Then there’s the anti-co-governance movement being fronted by Aucklander Julian Batchelor with his slogan, ‘Preserve Democracy, Stop Co-governance’. He and his supporters were filmed yelling in the faces of Māori protestors with Batchelor saying, “This is my meeting not yours!”
He also spoke to Newshub saying co-governance “is illegal and based on a fraudulent interpretation of the Treaty.”
In a similar vein, Nelson-based Amy Brooke wrote an article for The Spectator stating that speaking te reo Māori “has become a form of cultural bullying … is not only unintelligent: it is basically discourteous. It is also inauthentic.” These types of vitriol are not harmless, nor are they genuine expressions of free speech. At their core they are overtly racist and intentionally designed to rally people to support their extremist ideologies.
Free speech should never make another person feel less free.

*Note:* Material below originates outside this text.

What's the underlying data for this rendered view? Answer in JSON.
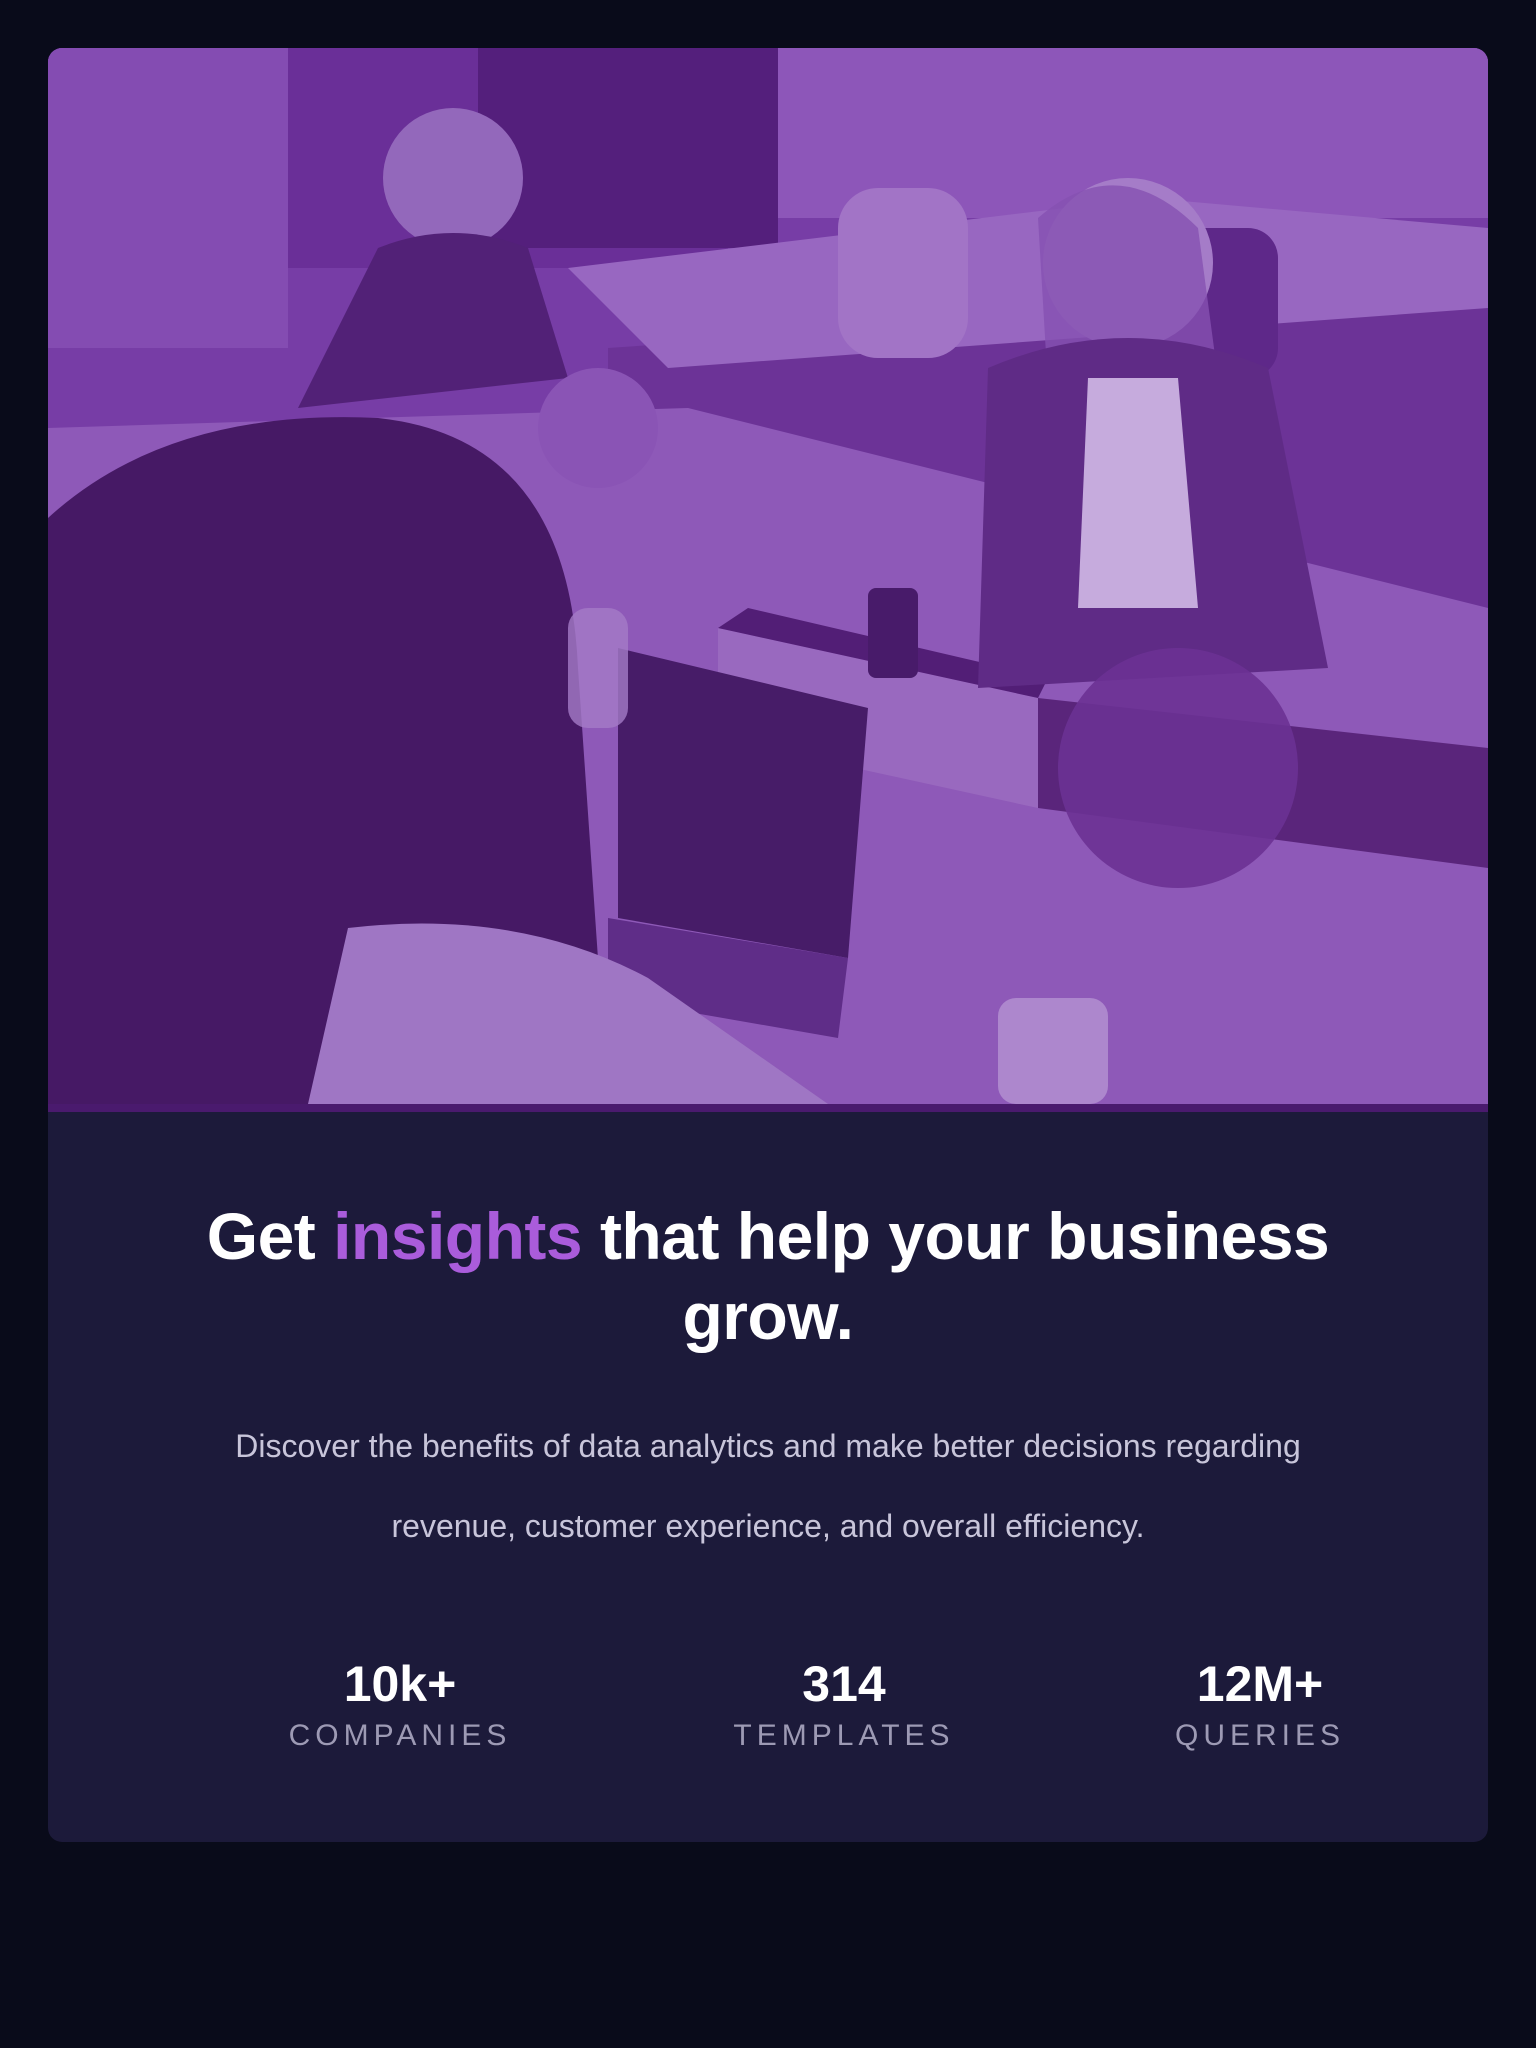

In my view, this current rise in racism stems from a basis of fear of losing what they perceive as rightfully theirs. There is also an unwillingness by many to learn. If everyone took time to listen, learn and absorb the knowledge Māori so graciously share, these people who so fiercely demand that Māori are “prioritised and privileged” would realise the so-called “privilege” Māori are given today, is actually a need that has arisen out of an almost 200-year breach of rights.
A quote that I often recall and one that I find increasingly relevant, is from Moana Jackson who was, at the time, addressing Minister Gerry Brownlee about so-called “Māori privilege” in the context of the Foreshore and Seabed debate.
“The need that Māori now have often arose out of the breach of those rights. So, to address Māori need you’re actually recognising that certain rights have been breached and it seems to me to be quite wrong to therefore call the addressing of need, based on a breach of rights, a special privilege.
It’s also wrong because it misinterprets our history where the taking of power, the taking of land from Māori, actually resulted in the privileging of Pākehā – the establishment of Pākehā institutions of power and Pākehā wealth was a privileging done at the expense of Māori.
So perhaps we need a Minister of Race Relations to consider Pākehā privilege rather than misinterpret the gross breach of rights that our people have endured for over 160 years.”
Even though this conversation happened nearly 20 years ago, it is more relevant than ever.
Aotearoa needs change; it needs us all to make a difference.
We need to stand up and ensure we call out all forms of racism.
We need everyone to learn our real history and start working towards creating a better place for our future generations, so they don’t have to continue to fight what our tīpuna fought for.
Hannah Kerr (Kāti Wheke, Moeraki, Kāti Huirapa ki Puketeraki) lives in Karitāne, Otago and is a Writer and Editor for Te Pānui Rūnaka and TE KARAKA. Hannah has a passion for writing, photography, rugby league, netball and our pūrākau.